Dr David Brown, from Retina Consultants of Texas, the lead author for a poster presented at The Association for Research in Vision and Ophthalmology (ARVO) said, “Optos imaging has revolutionised retina and is indispensable in the management of retinal vascular diseases. The optomap colour rgb is particularly impressive in its ability to discern holes in peripheral lattice degeneration and retinoschisis, which leads to immediate improvement to patient care.

“It is an exponential advancement in retinal imaging that will rapidly become the standard of care in our mutual fight against blindness”.

Prof Paulo Stanga, Director & Vitreoretinal Surgeon at The Retina Clinic, London added, “The newest ultra-widefield modality in California allows us to see a natural colour single capture ultra-widefield image. It has been exciting, in my day-to-day clinic, to see the improved detail of drusen in intermediate AMD (age-related macular degeneration) patients, better characterise them, and track their progression. We can easily visualise the extent and severity of a macular epiretinal membrane and better grade diabetic retinopathy. I cannot envision my retina clinics without the assistance of Optos technology.”
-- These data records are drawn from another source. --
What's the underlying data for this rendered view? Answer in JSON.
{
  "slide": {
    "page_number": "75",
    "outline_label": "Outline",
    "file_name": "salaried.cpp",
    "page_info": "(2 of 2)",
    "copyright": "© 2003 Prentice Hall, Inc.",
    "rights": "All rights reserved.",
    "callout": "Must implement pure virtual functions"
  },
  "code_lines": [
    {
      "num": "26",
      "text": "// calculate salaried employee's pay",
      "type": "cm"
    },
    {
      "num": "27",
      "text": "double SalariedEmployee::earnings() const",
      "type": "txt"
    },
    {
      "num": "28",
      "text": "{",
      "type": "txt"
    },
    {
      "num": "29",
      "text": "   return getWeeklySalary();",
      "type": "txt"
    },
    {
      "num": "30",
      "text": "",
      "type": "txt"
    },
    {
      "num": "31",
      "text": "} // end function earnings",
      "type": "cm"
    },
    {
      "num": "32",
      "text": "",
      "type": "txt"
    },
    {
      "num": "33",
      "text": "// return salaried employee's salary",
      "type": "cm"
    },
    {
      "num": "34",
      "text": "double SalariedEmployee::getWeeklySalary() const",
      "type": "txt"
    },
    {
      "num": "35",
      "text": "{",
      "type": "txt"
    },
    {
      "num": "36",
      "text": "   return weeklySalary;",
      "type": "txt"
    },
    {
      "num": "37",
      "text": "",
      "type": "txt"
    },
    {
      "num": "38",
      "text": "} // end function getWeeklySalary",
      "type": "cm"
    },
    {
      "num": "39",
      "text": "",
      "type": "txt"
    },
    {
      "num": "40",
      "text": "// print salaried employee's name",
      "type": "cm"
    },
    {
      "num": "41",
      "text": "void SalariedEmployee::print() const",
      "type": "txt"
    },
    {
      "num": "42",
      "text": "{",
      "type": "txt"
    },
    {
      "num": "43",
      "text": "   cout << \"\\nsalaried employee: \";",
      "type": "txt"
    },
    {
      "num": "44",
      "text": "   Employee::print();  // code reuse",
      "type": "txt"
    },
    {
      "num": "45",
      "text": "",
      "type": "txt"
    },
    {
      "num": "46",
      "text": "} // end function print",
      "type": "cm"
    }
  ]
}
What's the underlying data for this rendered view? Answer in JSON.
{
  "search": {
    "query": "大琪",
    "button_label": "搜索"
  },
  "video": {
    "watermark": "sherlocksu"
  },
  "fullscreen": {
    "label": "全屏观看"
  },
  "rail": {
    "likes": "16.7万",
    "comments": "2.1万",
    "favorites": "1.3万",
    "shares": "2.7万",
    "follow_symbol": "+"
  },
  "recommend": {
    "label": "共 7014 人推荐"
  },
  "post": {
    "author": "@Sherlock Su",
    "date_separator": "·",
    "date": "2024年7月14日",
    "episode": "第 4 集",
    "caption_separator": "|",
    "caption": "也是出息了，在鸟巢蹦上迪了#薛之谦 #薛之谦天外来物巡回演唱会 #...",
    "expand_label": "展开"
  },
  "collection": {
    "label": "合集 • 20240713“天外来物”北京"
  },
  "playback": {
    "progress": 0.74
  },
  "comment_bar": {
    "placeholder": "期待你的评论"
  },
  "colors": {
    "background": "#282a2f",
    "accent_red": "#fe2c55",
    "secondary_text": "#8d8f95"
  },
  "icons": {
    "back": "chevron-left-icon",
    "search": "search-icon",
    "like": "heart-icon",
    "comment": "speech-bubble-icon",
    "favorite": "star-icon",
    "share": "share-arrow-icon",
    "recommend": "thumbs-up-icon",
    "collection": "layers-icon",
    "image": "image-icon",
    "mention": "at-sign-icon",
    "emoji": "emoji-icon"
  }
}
“Including a blue wavelength to an optomap ultra-widefield image is most helpful for capturing a record of that patient’s fundus biomicroscopy,” observed Dr Steve Bloom, a retina specialist at Bennett & Bloom Eye Centre, Kentucky. “Looking at these colour rgb ultra-widefield images makes me smile, and realise that in both health and disease, the retina remains a work of art.”